The FfD process has consistently treated the scale and direction of financing for development and the institutional environment as two sides of the same coin. Moreover, both the domestic and international environments are intimately connected. Developing countries, for example, can mobilize domestic financing from national savings and taxes for development, but such an effort can be undone by capital flight and tax evasion if international cooperation is inadequate to monitor and reduce illegal activities.
It is therefore important for the discussions in Addis to result in an outcome that incorporates means of monitoring and accountability in building a global system conducive to financing development.
This paper identifies six critical areas for which institutional progress is deemed essential in the global South.
1. Mobilizing domestic financial resources for development. In this context, it is important to note that public domestic finance in developing countries more than doubled between 2002 and 2011, increasing from US$ 838 billion to $ 1.86 trillion. This bright spot in the FfD process must be strengthened with international cooperation, upgrading international tax cooperation and multilateral efforts against capital flight and tax evasion.
2. Further developing domestic financial sectors in developing countries to help mobilize greater long-term finance is essential, which will require not only better domestic financial regulation and supervision and capital account management but also external support to make capital management tools effective in developing countries. All foreign investors must recognize a host state’s rights to protect the public interest.
3. International trade as an engine for development. Activities are mainly in the WTO’s domain and in the proliferation of free trade agreements (FTAs). In general, less-than-universal trade agreements contain more stringent restrictions on national policies and undermine robust multilateralism.
4. Increasing international financial and technical cooperation for development is another promising area. Since 2002 net ODA flows from all OECD/DAC countries increased significantly, from $84 billion in 2000 to $134.8 billion in 2013. The Monterrey Consensus called for “[E]ffective partnerships among donors and recipients…based on the recognition of national leadership and ownership of development plans” (paragraph 40).
5. Lessening the burden of external debt. Developing countries have experienced the largest development reversals during debt crises, including through the economic reform programs—under the auspices of the IMF and the World Bank and coordinated with donor countries—triggered by these episodes.

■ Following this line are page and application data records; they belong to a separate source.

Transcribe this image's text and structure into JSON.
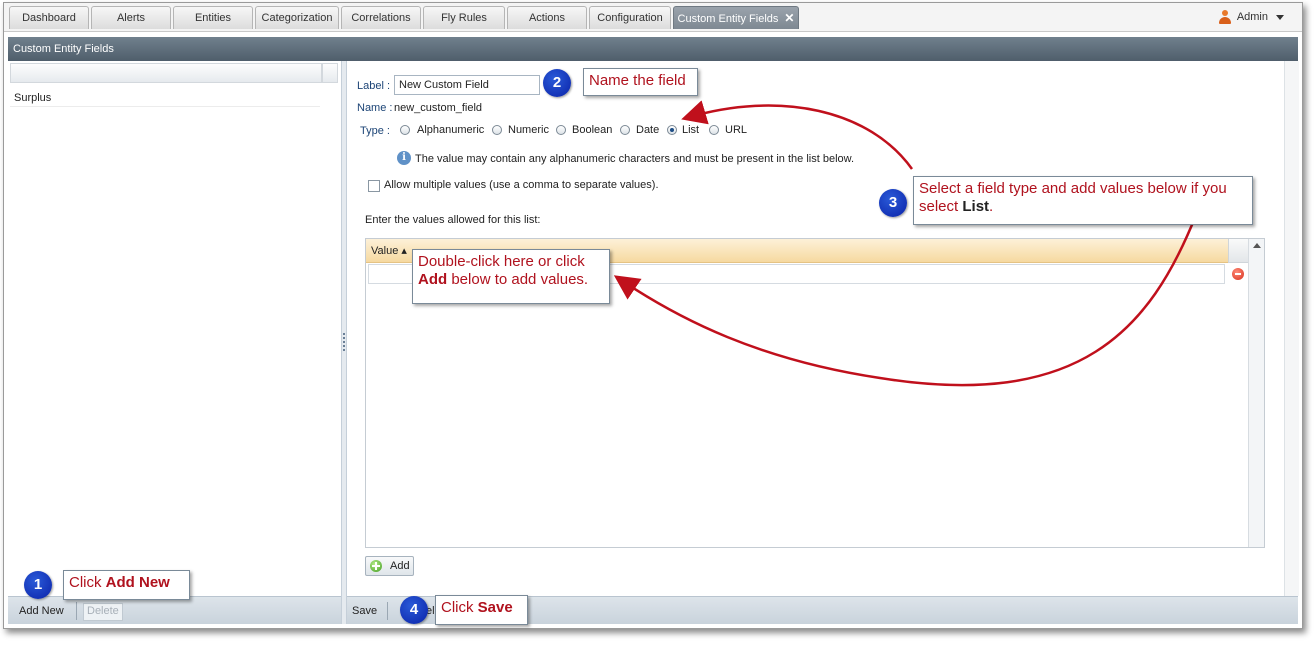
{
  "tabs": [
    {
      "label": "Dashboard"
    },
    {
      "label": "Alerts"
    },
    {
      "label": "Entities"
    },
    {
      "label": "Categorization"
    },
    {
      "label": "Correlations"
    },
    {
      "label": "Fly Rules"
    },
    {
      "label": "Actions"
    },
    {
      "label": "Configuration"
    },
    {
      "label": "Custom Entity Fields",
      "close": "✕"
    }
  ],
  "user": {
    "name": "Admin"
  },
  "panel": {
    "title": "Custom Entity Fields"
  },
  "left_list": {
    "items": [
      "Surplus"
    ]
  },
  "left_toolbar": {
    "add_new": "Add New",
    "delete": "Delete"
  },
  "form": {
    "label_label": "Label :",
    "label_value": "New Custom Field",
    "name_label": "Name :",
    "name_value": "new_custom_field",
    "type_label": "Type :",
    "types": [
      "Alphanumeric",
      "Numeric",
      "Boolean",
      "Date",
      "List",
      "URL"
    ],
    "selected_type": "List",
    "info_text": "The value may contain any alphanumeric characters and must be present in the list below.",
    "multiple_label": "Allow multiple values (use a comma to separate values).",
    "values_heading": "Enter the values allowed for this list:",
    "grid_column": "Value",
    "add_button": "Add"
  },
  "right_toolbar": {
    "save": "Save",
    "cancel_fragment": "el"
  },
  "callouts": {
    "c1": {
      "number": "1",
      "text_prefix": "Click ",
      "text_bold": "Add New"
    },
    "c2": {
      "number": "2",
      "text": "Name the field"
    },
    "c3": {
      "number": "3",
      "text_prefix": "Select a field type and add values below if you select ",
      "text_bold": "List",
      "text_suffix": "."
    },
    "c4": {
      "number": "4",
      "text_prefix": "Click ",
      "text_bold": "Save"
    },
    "c5": {
      "text_prefix": "Double-click here or click ",
      "text_bold": "Add",
      "text_suffix": " below to add values."
    }
  },
  "colors": {
    "accent_red": "#b0121e",
    "badge_blue": "#0a22a8",
    "header_bg": "#4f5e6b",
    "grid_header": "#f6d9a0"
  },
  "icons": [
    "user-icon",
    "info-icon",
    "remove-icon",
    "add-icon",
    "sort-asc-icon",
    "close-icon"
  ]
}
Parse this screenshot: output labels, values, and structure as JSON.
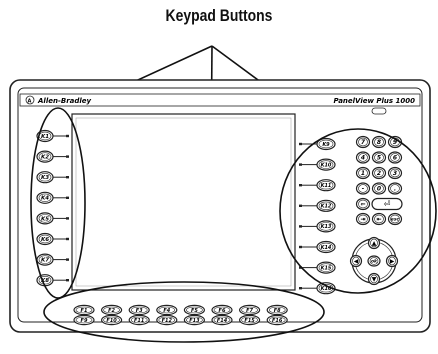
{
  "callout": {
    "label": "Keypad Buttons"
  },
  "terminal": {
    "brand": "Allen-Bradley",
    "model": "PanelView Plus 1000"
  },
  "left_keys": [
    "K1",
    "K2",
    "K3",
    "K4",
    "K5",
    "K6",
    "K7",
    "K8"
  ],
  "right_keys": [
    "K9",
    "K10",
    "K11",
    "K12",
    "K13",
    "K14",
    "K15",
    "K16"
  ],
  "function_keys": {
    "top": [
      "F1",
      "F2",
      "F3",
      "F4",
      "F5",
      "F6",
      "F7",
      "F8"
    ],
    "bottom": [
      "F9",
      "F10",
      "F11",
      "F12",
      "F13",
      "F14",
      "F15",
      "F16"
    ]
  },
  "numeric_keypad": [
    [
      "7",
      "8",
      "9"
    ],
    [
      "4",
      "5",
      "6"
    ],
    [
      "1",
      "2",
      "3"
    ],
    [
      "-",
      "0",
      "."
    ]
  ],
  "edit_keys": {
    "backspace": "⇐",
    "enter": "⏎",
    "tab": "⇥",
    "shift_tab": "⇤",
    "esc": "esc"
  },
  "nav_keys": {
    "up": "▲",
    "down": "▼",
    "left": "◀",
    "right": "▶",
    "center": "ok"
  }
}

6. Enhancing the coherence and consistency of the international monetary, financial, and trading system. Emerging and developing countries should seek comprehensive governance reform of the IMF, and a process to review governance and accountability mechanisms in other development agencies should also be launched in Addis.
What is at stake for developing countries at the July meeting is not so much how much more financing can be made available, but rather the extent to which future financing flows are fit for the purpose of achieving the agreed goals of sustainable development. The revival of multilateral cooperation will be required to regulate volatile private capital flows, mobilize long- instead of short-term international financing, open greater public policy space for investment, and mitigate the scourge of sovereign debt crises.
Manuel F. Montes is Senior Advisor on Finance and Development at the South Centre, Geneva.